— HOW TO COMPLETE THIS TASK —
Without adding or dropping anything, copy the entries below.
** Opening SOURCE MATERIAL block **
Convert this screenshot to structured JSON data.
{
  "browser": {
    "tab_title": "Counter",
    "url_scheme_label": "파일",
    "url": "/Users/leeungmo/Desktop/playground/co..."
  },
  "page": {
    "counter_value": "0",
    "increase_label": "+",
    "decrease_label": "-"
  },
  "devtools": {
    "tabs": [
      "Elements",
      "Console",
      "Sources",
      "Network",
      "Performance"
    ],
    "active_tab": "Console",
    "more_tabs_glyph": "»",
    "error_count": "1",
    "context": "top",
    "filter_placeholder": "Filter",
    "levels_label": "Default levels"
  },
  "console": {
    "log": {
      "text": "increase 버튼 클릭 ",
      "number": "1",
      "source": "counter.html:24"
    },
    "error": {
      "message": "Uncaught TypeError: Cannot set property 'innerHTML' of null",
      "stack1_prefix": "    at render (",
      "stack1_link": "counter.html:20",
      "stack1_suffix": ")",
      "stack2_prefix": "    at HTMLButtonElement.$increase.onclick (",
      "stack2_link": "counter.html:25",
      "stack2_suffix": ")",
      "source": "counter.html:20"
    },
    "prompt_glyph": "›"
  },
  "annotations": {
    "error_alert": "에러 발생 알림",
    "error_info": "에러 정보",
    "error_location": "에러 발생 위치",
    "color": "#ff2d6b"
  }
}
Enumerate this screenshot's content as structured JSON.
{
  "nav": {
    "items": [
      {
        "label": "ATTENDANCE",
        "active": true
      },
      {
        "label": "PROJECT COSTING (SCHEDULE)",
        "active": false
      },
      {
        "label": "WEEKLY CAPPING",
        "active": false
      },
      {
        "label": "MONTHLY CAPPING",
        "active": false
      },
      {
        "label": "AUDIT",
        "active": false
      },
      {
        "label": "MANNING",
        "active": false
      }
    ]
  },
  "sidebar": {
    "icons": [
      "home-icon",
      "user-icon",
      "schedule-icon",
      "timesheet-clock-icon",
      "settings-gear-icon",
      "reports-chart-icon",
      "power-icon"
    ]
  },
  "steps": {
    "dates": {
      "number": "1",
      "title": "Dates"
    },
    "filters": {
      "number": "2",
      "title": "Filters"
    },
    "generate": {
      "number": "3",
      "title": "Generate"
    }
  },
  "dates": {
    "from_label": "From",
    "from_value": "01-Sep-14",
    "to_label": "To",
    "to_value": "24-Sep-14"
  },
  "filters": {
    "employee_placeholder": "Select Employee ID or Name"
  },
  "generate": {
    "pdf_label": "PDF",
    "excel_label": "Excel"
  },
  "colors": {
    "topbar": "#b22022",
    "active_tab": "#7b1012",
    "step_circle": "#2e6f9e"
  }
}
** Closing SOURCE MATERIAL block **
— REPLY —
Convert this screenshot to structured JSON data.
{
  "browser": {
    "tab_title": "Counter",
    "url_scheme_label": "파일",
    "url": "/Users/leeungmo/Desktop/playground/co..."
  },
  "page": {
    "counter_value": "0",
    "increase_label": "+",
    "decrease_label": "-"
  },
  "devtools": {
    "tabs": [
      "Elements",
      "Console",
      "Sources",
      "Network",
      "Performance"
    ],
    "active_tab": "Console",
    "more_tabs_glyph": "»",
    "error_count": "1",
    "context": "top",
    "filter_placeholder": "Filter",
    "levels_label": "Default levels"
  },
  "console": {
    "log": {
      "text": "increase 버튼 클릭 ",
      "number": "1",
      "source": "counter.html:24"
    },
    "error": {
      "message": "Uncaught TypeError: Cannot set property 'innerHTML' of null",
      "stack1_prefix": "    at render (",
      "stack1_link": "counter.html:20",
      "stack1_suffix": ")",
      "stack2_prefix": "    at HTMLButtonElement.$increase.onclick (",
      "stack2_link": "counter.html:25",
      "stack2_suffix": ")",
      "source": "counter.html:20"
    },
    "prompt_glyph": "›"
  },
  "annotations": {
    "error_alert": "에러 발생 알림",
    "error_info": "에러 정보",
    "error_location": "에러 발생 위치",
    "color": "#ff2d6b"
  }
}
Enumerate this screenshot's content as structured JSON.
{
  "nav": {
    "items": [
      {
        "label": "ATTENDANCE",
        "active": true
      },
      {
        "label": "PROJECT COSTING (SCHEDULE)",
        "active": false
      },
      {
        "label": "WEEKLY CAPPING",
        "active": false
      },
      {
        "label": "MONTHLY CAPPING",
        "active": false
      },
      {
        "label": "AUDIT",
        "active": false
      },
      {
        "label": "MANNING",
        "active": false
      }
    ]
  },
  "sidebar": {
    "icons": [
      "home-icon",
      "user-icon",
      "schedule-icon",
      "timesheet-clock-icon",
      "settings-gear-icon",
      "reports-chart-icon",
      "power-icon"
    ]
  },
  "steps": {
    "dates": {
      "number": "1",
      "title": "Dates"
    },
    "filters": {
      "number": "2",
      "title": "Filters"
    },
    "generate": {
      "number": "3",
      "title": "Generate"
    }
  },
  "dates": {
    "from_label": "From",
    "from_value": "01-Sep-14",
    "to_label": "To",
    "to_value": "24-Sep-14"
  },
  "filters": {
    "employee_placeholder": "Select Employee ID or Name"
  },
  "generate": {
    "pdf_label": "PDF",
    "excel_label": "Excel"
  },
  "colors": {
    "topbar": "#b22022",
    "active_tab": "#7b1012",
    "step_circle": "#2e6f9e"
  }
}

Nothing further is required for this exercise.